Doll Lady smiled at them and said, “You remind me of a saying my great grandmother told me when I was a little girl: “To work in a happy mood is to make the task easier and to relive the heart from fatigue.”
But we’re not working,” Pendo piped in. “We’re playing!”
“Yes, said Doll Lady. And that’s how it was when Doll Village was built, a long long time ago.
The dolls were fascinated. They stopped playing and sat on the yarn rug to listen to Doll Lady’s story.

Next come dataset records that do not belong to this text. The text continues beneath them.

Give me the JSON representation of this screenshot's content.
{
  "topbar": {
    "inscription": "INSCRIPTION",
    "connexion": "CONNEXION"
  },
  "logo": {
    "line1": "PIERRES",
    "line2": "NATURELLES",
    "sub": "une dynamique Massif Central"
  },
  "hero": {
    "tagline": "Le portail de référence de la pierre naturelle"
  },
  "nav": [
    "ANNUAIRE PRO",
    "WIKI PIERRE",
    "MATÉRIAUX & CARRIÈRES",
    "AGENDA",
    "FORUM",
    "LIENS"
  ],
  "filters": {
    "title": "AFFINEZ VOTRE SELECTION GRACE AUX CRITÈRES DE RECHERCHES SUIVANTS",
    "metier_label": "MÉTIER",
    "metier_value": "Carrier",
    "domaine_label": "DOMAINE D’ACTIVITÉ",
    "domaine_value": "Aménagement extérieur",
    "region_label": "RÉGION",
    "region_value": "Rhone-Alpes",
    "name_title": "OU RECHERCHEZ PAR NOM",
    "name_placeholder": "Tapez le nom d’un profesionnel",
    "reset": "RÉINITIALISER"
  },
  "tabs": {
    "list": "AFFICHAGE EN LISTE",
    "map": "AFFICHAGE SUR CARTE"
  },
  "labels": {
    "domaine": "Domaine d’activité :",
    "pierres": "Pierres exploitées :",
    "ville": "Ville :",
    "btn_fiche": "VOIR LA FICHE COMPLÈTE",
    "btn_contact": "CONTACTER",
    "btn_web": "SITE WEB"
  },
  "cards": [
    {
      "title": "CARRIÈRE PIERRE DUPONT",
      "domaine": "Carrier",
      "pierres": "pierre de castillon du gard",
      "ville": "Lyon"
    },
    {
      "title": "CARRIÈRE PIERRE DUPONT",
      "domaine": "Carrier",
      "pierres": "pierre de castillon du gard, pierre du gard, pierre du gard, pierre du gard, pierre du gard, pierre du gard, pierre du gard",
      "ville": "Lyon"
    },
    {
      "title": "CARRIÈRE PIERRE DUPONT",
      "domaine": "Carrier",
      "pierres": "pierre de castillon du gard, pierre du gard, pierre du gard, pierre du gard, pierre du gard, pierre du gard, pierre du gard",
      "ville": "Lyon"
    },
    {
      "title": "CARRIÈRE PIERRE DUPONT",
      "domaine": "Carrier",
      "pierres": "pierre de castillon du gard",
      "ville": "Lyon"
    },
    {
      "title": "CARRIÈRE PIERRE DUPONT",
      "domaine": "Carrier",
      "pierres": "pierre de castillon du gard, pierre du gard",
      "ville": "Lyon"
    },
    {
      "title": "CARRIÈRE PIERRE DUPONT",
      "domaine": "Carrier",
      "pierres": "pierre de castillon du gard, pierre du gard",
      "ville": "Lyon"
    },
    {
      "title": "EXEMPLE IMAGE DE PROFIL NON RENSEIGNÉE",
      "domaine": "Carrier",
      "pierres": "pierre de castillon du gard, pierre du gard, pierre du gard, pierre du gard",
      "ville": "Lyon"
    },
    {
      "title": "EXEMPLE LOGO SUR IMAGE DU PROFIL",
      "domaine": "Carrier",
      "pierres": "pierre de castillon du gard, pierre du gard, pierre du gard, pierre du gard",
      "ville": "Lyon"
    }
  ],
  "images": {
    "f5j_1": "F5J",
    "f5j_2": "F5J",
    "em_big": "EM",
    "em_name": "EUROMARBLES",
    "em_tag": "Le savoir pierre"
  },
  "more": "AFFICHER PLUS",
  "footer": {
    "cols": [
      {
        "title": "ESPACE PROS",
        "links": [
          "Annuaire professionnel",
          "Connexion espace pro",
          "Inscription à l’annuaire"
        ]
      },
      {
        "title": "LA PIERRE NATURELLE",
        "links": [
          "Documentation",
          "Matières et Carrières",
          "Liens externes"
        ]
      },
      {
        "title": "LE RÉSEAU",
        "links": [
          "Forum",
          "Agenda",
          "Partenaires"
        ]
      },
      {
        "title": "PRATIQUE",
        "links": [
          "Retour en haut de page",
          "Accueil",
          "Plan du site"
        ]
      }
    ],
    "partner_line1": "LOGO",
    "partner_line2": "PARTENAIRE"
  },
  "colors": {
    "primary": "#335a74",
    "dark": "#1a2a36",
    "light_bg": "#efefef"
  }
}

“Did you know,” she said, “that Doll Village was built by both men and women? Even the children helped with gathering of the materials. The men built the wall and roof outlines. The women thatched the roofs and plastered the walls with clay. Everyone helped without thinking about who was going to live in each house. It was everyone’s responsibility to build the houses.
“And as they built, they sang songs.”
“Why did they sing?” Amani asked.
“It made the work easier. Even though it was hard work, it made them feel like they were playing. Singing made everyone want to work harder.”
“I have an idea, Jameela said jumping up suddenly. She pointed at the left over yarn in Doll Lady’s round basket. “Let’s make our own yarn village and fill it with huts.”
“That’s a great idea! Pendo squealed grabbing some of the yarn. “They can be different colours and shapes and sizes just like the different types of huts around Africa.”
Each of the dolls grabbed some of the yarn and with Doll Lady’s help, they began to make the yarn village together. Each doll had a different type of hut to make. As they began to make the yarn huts, Amani started a song and all the dolls joined in happily.
Finally the dolls had their Friday adventure.
Did you know…
Many African traditional huts were built with just a main door and no windows. Since the huts didn’t have a ceiling and the cone shaped roof was made of dry grass, there was plenty of air circulation and no need for windows. The cow or sheep dung used for the walls kept the cold out but also preserved the wood and prevented it from being eaten by insects.
Your Hut Adventure…
There are so many different and beautiful styles of huts around Africa. Some are decorated with beautiful art. Look at pictures of some of the different ones such as those in Burkina Faso in West Africa and the Ndebele huts in South Africa. Don’t they just make you want to visit and experience being in one? Maybe you could create your own hut using items found in your home and paint some inspiring patterns on the walls.